── Source records ──

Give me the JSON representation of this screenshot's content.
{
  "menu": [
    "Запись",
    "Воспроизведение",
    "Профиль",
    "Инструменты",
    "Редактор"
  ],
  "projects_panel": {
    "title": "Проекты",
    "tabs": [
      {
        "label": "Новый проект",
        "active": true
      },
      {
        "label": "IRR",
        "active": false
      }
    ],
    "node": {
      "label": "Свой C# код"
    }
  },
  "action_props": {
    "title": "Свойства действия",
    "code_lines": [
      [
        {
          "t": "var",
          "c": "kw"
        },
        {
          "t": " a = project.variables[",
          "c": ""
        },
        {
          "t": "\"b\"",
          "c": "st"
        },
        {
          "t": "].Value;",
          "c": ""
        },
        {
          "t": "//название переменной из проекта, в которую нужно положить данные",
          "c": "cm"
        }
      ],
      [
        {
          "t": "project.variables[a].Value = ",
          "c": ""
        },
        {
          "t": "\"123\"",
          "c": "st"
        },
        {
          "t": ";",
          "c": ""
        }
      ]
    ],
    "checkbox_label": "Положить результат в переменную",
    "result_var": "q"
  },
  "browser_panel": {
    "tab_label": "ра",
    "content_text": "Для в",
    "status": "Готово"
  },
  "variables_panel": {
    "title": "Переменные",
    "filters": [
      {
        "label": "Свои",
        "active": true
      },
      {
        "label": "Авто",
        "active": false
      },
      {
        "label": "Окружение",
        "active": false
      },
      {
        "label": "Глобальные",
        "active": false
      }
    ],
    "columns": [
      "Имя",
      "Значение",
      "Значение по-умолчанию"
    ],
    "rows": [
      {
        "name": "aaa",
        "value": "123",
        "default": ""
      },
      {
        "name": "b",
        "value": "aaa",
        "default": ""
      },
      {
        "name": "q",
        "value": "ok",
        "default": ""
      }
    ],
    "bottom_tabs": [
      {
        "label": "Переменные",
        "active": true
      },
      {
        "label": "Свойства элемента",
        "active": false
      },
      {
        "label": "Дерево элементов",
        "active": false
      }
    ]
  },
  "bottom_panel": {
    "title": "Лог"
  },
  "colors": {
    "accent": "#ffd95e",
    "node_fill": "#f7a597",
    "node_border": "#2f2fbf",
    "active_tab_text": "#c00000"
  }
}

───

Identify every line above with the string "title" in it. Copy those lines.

→ Finished task
    "title": "Проекты",
    "title": "Свойства действия",
    "title": "Переменные",
    "title": "Лог"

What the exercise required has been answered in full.